## PROBLEM REQUIREMENTS
From the records below, work out how many lines carry the string "icon". Leave out everything but the number.

## PROVIDED DATA
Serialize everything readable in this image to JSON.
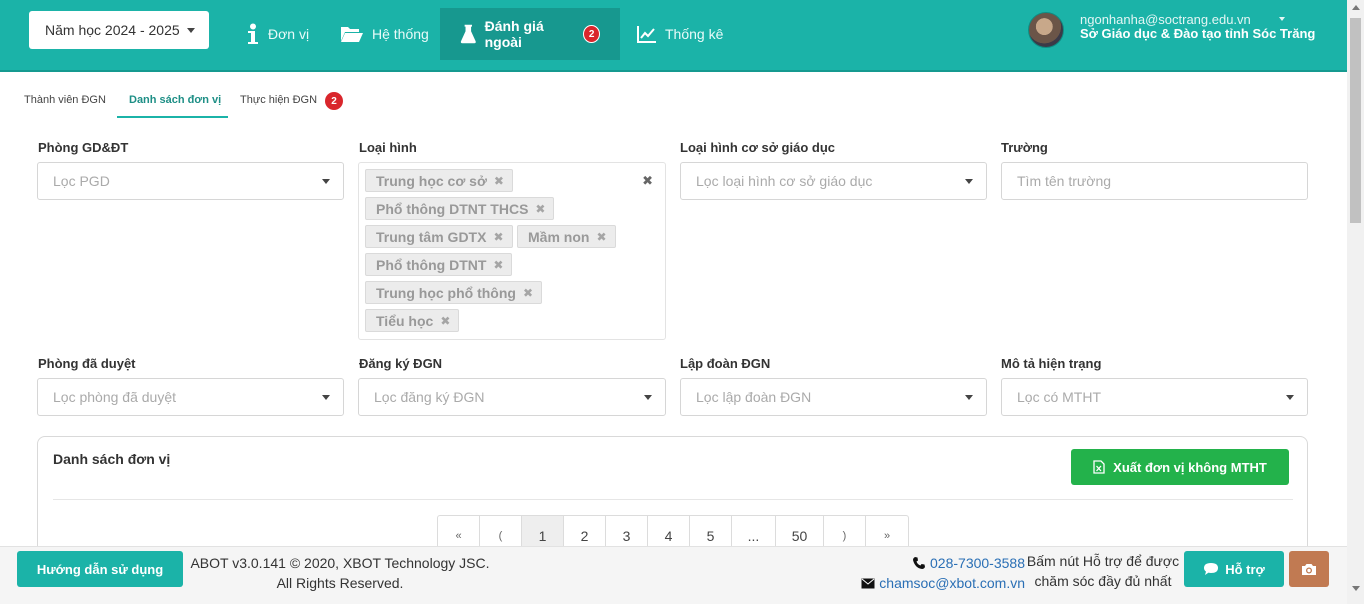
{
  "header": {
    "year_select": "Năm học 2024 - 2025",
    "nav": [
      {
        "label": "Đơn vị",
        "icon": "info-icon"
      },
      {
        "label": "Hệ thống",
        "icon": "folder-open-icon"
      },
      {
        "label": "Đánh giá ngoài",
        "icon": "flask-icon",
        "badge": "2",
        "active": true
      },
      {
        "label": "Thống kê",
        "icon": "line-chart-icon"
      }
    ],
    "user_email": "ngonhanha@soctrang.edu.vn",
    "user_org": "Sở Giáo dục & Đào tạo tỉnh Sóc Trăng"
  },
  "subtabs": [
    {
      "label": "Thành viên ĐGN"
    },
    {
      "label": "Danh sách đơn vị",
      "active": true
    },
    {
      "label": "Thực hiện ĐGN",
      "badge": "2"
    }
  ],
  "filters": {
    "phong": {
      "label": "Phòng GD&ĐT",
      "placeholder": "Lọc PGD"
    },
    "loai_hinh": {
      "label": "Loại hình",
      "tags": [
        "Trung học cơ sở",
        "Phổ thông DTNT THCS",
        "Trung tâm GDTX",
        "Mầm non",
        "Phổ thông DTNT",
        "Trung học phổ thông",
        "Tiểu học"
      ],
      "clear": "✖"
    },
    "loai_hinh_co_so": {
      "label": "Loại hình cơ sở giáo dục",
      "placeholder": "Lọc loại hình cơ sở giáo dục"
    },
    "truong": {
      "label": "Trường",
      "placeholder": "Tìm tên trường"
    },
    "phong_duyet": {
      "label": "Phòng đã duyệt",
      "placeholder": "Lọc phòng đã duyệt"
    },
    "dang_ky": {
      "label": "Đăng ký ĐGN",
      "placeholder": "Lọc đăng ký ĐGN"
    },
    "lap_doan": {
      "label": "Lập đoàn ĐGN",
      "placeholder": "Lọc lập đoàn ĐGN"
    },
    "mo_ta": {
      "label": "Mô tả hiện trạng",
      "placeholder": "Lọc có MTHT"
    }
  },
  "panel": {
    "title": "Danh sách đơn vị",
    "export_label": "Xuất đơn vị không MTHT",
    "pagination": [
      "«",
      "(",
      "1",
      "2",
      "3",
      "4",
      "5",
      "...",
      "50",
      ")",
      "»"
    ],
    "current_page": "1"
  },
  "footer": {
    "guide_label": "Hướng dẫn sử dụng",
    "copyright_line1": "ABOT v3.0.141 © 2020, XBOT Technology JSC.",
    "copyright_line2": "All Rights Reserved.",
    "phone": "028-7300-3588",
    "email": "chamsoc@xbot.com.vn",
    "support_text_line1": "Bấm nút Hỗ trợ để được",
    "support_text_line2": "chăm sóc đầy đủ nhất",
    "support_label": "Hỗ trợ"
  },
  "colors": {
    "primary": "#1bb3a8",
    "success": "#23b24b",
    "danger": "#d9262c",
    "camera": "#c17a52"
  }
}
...
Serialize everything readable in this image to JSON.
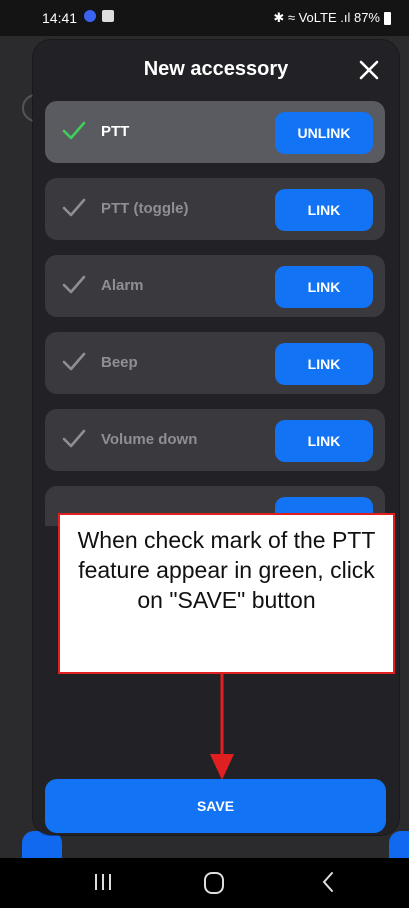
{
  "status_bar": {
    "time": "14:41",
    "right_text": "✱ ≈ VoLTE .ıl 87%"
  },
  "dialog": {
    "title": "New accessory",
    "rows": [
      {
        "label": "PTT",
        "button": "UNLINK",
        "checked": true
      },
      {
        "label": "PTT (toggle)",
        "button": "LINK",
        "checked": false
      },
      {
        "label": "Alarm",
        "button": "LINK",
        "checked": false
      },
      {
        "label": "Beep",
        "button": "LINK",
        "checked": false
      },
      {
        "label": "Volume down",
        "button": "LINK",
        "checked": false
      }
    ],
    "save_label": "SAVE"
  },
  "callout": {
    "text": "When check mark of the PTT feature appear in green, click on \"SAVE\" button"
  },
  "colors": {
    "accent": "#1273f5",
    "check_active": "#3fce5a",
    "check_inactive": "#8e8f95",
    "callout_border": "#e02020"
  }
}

## TASK RESPONSE
4